Gore, 37, is doing something nobody else has in recent memory. He’s the starting running back for a team at an “advanced” age. Sure, it’s the Jets, but it doesn’t matter. Nobody has broken father time quite like Gore, who refuses to age.
Two things get you into the Hall of Fame:
Father time is losing, and Gore has mastered the longevity part better than pretty much everyone. Gore is in the midst of his 16th NFL season. Want to hear something crazier? Frank Gore Jr. plays at Southern Miss. Gore is playing in the NFL while his son is playing DI football. That’s crazy town.
Only one player in the history of the NFL has carried the ball 100 times at the age of 37 or older. That man is Marcus Allen, who carried the ball 124 times for 505 yards in 1997. Gore will crush those numbers as he’s already carried the ball 55 times for 174 yards on the season in four games. Numbers that should go up if and when the Jets move on from Le’Veon Bell.
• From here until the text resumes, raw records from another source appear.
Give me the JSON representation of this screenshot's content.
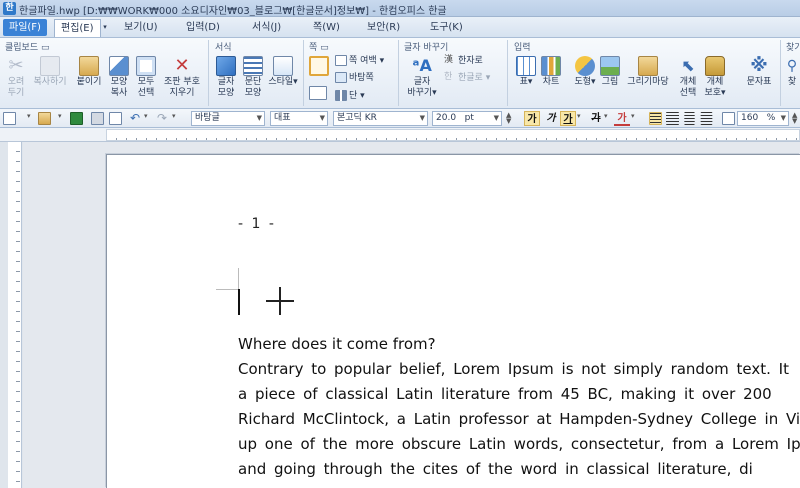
{
  "window": {
    "title": "한글파일.hwp [D:₩₩WORK₩000 소요디자인₩03_블로그₩[한글문서]정보₩] - 한컴오피스 한글"
  },
  "menubar": {
    "items": [
      "파일(F)",
      "편집(E)",
      "보기(U)",
      "입력(D)",
      "서식(J)",
      "쪽(W)",
      "보안(R)",
      "도구(K)"
    ],
    "active": "편집(E)"
  },
  "ribbon": {
    "groups": {
      "clipboard": "클립보드",
      "format": "서식",
      "page": "쪽",
      "text_change": "글자 바꾸기",
      "input": "입력",
      "find": "찾기"
    },
    "clipboard_buttons": [
      {
        "label1": "오려",
        "label2": "두기",
        "enabled": false
      },
      {
        "label1": "복사하기",
        "label2": "",
        "enabled": false
      },
      {
        "label1": "붙이기",
        "label2": "",
        "enabled": true
      },
      {
        "label1": "모양",
        "label2": "복사",
        "enabled": true
      },
      {
        "label1": "모두",
        "label2": "선택",
        "enabled": true
      },
      {
        "label1": "조판 부호",
        "label2": "지우기",
        "enabled": true
      }
    ],
    "format_buttons": [
      {
        "label1": "글자",
        "label2": "모양"
      },
      {
        "label1": "문단",
        "label2": "모양"
      },
      {
        "label1": "스타일",
        "label2": ""
      }
    ],
    "page_buttons": {
      "margin": "쪽 여백",
      "background": "바탕쪽",
      "column": "단"
    },
    "text_change": {
      "hanja": "한자로",
      "hangul": "한글로",
      "big1": "글자",
      "big2": "바꾸기"
    },
    "input_buttons": [
      {
        "label1": "표",
        "label2": ""
      },
      {
        "label1": "차트",
        "label2": ""
      },
      {
        "label1": "도형",
        "label2": ""
      },
      {
        "label1": "그림",
        "label2": ""
      },
      {
        "label1": "그리기마당",
        "label2": ""
      },
      {
        "label1": "개체",
        "label2": "선택"
      },
      {
        "label1": "개체",
        "label2": "보호"
      },
      {
        "label1": "문자표",
        "label2": ""
      },
      {
        "label1": "찾",
        "label2": ""
      }
    ]
  },
  "formatting": {
    "style": "바탕글",
    "lang": "대표",
    "font": "본고딕 KR",
    "size": "20.0",
    "size_unit": "pt",
    "bold": "가",
    "italic": "가",
    "underline": "가",
    "strike": "가",
    "color": "가",
    "zoom": "160",
    "zoom_unit": "%"
  },
  "document": {
    "page_number": "- 1 -",
    "heading": "Where does it come from?",
    "lines": [
      "Contrary to popular belief, Lorem Ipsum is not simply random text. It",
      "a piece of classical Latin literature from 45 BC, making it over 200",
      "Richard McClintock, a Latin professor at Hampden-Sydney College in Vi",
      "up one of the more obscure Latin words, consectetur, from a Lorem Ip",
      "and going through the cites of the word in classical literature, di"
    ]
  }
}
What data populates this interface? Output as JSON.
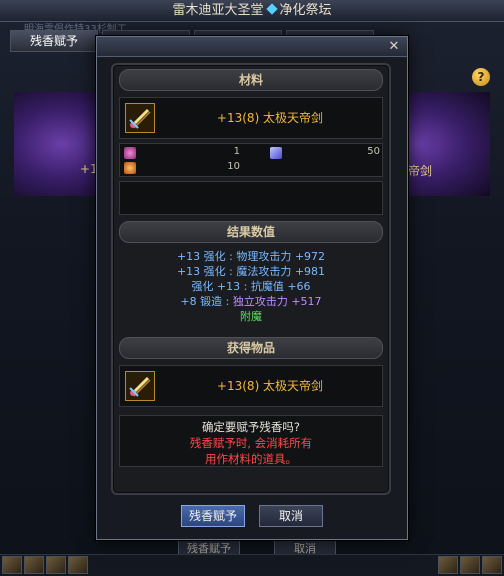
{
  "window": {
    "title_left": "雷木迪亚大圣堂",
    "title_right": "净化祭坛",
    "subtitle": "明海雷倡作特33杉制工",
    "tabs": [
      {
        "label": "残香赋予",
        "active": true
      },
      {
        "label": "",
        "active": false
      },
      {
        "label": "",
        "active": false
      },
      {
        "label": "",
        "active": false
      }
    ],
    "help": "?",
    "banner_left_text": "+13(",
    "banner_right_text": "帝剑",
    "bottom_buttons": {
      "confirm": "残香赋予",
      "cancel": "取消"
    }
  },
  "dialog": {
    "close_glyph": "✕",
    "materials": {
      "header": "材料",
      "item_name": "+13(8) 太极天帝剑",
      "mats": [
        {
          "icon": "pink-crystal-icon",
          "qty": "1",
          "color": "#c84aa8"
        },
        {
          "icon": "blue-shard-icon",
          "qty": "50",
          "color": "#7a7aff"
        },
        {
          "icon": "orange-fragment-icon",
          "qty": "10",
          "color": "#e07a2a"
        }
      ]
    },
    "results": {
      "header": "结果数值",
      "lines": [
        [
          {
            "t": "+13 强化 : 物理攻击力 +972",
            "c": "c-blue"
          }
        ],
        [
          {
            "t": "+13 强化 : 魔法攻击力 +981",
            "c": "c-blue"
          }
        ],
        [
          {
            "t": "强化 +13 : 抗魔值 +66",
            "c": "c-blue"
          }
        ],
        [
          {
            "t": "+8 锻造 : ",
            "c": "c-blue"
          },
          {
            "t": "独立攻击力 +517",
            "c": "c-purple"
          }
        ],
        [
          {
            "t": "附魔",
            "c": "c-green"
          }
        ]
      ]
    },
    "obtained": {
      "header": "获得物品",
      "item_name": "+13(8) 太极天帝剑"
    },
    "confirm": {
      "question": "确定要赋予残香吗?",
      "warning_1": "残香赋予时, 会消耗所有",
      "warning_2": "用作材料的道具。"
    },
    "buttons": {
      "confirm": "残香赋予",
      "cancel": "取消"
    }
  }
}
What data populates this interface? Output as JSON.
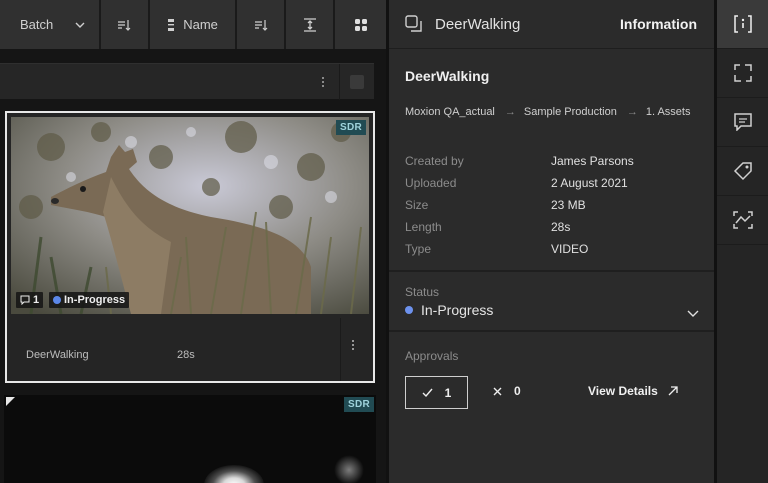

As I said earlier, Gore ranks third on the all-time rushing list with an outside chance to catch Walter Payton for second place. Gore belongs in the Hall whether he does or not. Gore and Adrian Peterson (both of whom are still active) are the only two players in the top-18 for career rushing yards who aren’t enshrined yet.
It’s been a while, but we also forget how good Gore was with San Francisco. Rarely playing in a high-powered 49ers offense, I should add as well. Gore rushed for over 1,000 yards on eight different occasions with San Francisco. He also almost had a 1,700-yard season back in 2006.
Let’s all take a second to appreciate the greatness of Frank Gore. We might never have a running back in the history of the NFL do the things Gore is doing right now. Hall of Fame? That’s not even a question. Gore deserves to be remembered as one of the greats in Canton.